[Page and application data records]
★ ★ ★

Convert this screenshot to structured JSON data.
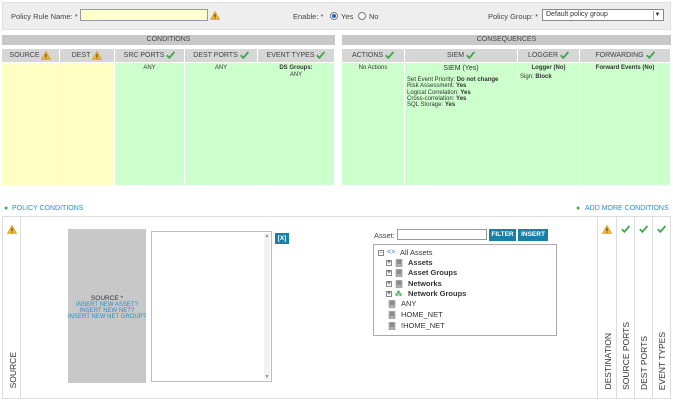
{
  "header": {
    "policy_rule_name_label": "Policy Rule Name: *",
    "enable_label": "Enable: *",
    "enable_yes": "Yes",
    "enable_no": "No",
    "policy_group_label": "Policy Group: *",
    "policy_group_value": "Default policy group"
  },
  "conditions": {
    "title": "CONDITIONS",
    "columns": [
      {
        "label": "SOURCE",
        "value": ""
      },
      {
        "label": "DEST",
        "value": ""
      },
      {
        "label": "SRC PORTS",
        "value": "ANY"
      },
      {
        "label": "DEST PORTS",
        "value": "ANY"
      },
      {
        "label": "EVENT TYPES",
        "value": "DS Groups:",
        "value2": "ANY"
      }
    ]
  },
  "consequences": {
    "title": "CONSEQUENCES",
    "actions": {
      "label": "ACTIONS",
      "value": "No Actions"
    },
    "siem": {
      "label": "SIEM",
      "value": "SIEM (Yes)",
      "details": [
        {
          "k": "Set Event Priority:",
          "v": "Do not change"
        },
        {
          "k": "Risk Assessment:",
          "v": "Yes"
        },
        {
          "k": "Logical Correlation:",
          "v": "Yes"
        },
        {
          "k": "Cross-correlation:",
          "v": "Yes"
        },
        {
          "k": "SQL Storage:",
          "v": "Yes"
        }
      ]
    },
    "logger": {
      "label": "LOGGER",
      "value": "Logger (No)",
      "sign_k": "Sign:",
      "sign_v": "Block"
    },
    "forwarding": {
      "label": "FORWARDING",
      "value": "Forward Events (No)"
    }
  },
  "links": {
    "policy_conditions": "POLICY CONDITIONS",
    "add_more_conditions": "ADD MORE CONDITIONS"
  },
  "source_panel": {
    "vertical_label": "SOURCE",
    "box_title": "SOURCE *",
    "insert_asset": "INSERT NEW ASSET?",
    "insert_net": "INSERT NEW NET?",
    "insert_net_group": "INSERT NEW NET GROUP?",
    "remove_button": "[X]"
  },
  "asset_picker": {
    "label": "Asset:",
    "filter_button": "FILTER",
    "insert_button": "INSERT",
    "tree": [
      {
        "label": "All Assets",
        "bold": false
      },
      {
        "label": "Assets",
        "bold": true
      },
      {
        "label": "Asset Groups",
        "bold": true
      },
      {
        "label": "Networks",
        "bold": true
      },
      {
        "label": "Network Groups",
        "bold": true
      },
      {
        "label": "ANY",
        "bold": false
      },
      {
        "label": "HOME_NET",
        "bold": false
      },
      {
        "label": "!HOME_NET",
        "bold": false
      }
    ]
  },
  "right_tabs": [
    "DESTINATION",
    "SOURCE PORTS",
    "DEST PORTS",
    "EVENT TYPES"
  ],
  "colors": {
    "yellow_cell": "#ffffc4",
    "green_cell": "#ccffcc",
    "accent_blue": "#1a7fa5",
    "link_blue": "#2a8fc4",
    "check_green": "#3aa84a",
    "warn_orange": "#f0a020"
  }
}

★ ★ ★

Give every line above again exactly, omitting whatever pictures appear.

*Response to this task:*
Convert this screenshot to structured JSON data.
{
  "header": {
    "policy_rule_name_label": "Policy Rule Name: *",
    "enable_label": "Enable: *",
    "enable_yes": "Yes",
    "enable_no": "No",
    "policy_group_label": "Policy Group: *",
    "policy_group_value": "Default policy group"
  },
  "conditions": {
    "title": "CONDITIONS",
    "columns": [
      {
        "label": "SOURCE",
        "value": ""
      },
      {
        "label": "DEST",
        "value": ""
      },
      {
        "label": "SRC PORTS",
        "value": "ANY"
      },
      {
        "label": "DEST PORTS",
        "value": "ANY"
      },
      {
        "label": "EVENT TYPES",
        "value": "DS Groups:",
        "value2": "ANY"
      }
    ]
  },
  "consequences": {
    "title": "CONSEQUENCES",
    "actions": {
      "label": "ACTIONS",
      "value": "No Actions"
    },
    "siem": {
      "label": "SIEM",
      "value": "SIEM (Yes)",
      "details": [
        {
          "k": "Set Event Priority:",
          "v": "Do not change"
        },
        {
          "k": "Risk Assessment:",
          "v": "Yes"
        },
        {
          "k": "Logical Correlation:",
          "v": "Yes"
        },
        {
          "k": "Cross-correlation:",
          "v": "Yes"
        },
        {
          "k": "SQL Storage:",
          "v": "Yes"
        }
      ]
    },
    "logger": {
      "label": "LOGGER",
      "value": "Logger (No)",
      "sign_k": "Sign:",
      "sign_v": "Block"
    },
    "forwarding": {
      "label": "FORWARDING",
      "value": "Forward Events (No)"
    }
  },
  "links": {
    "policy_conditions": "POLICY CONDITIONS",
    "add_more_conditions": "ADD MORE CONDITIONS"
  },
  "source_panel": {
    "vertical_label": "SOURCE",
    "box_title": "SOURCE *",
    "insert_asset": "INSERT NEW ASSET?",
    "insert_net": "INSERT NEW NET?",
    "insert_net_group": "INSERT NEW NET GROUP?",
    "remove_button": "[X]"
  },
  "asset_picker": {
    "label": "Asset:",
    "filter_button": "FILTER",
    "insert_button": "INSERT",
    "tree": [
      {
        "label": "All Assets",
        "bold": false
      },
      {
        "label": "Assets",
        "bold": true
      },
      {
        "label": "Asset Groups",
        "bold": true
      },
      {
        "label": "Networks",
        "bold": true
      },
      {
        "label": "Network Groups",
        "bold": true
      },
      {
        "label": "ANY",
        "bold": false
      },
      {
        "label": "HOME_NET",
        "bold": false
      },
      {
        "label": "!HOME_NET",
        "bold": false
      }
    ]
  },
  "right_tabs": [
    "DESTINATION",
    "SOURCE PORTS",
    "DEST PORTS",
    "EVENT TYPES"
  ],
  "colors": {
    "yellow_cell": "#ffffc4",
    "green_cell": "#ccffcc",
    "accent_blue": "#1a7fa5",
    "link_blue": "#2a8fc4",
    "check_green": "#3aa84a",
    "warn_orange": "#f0a020"
  }
}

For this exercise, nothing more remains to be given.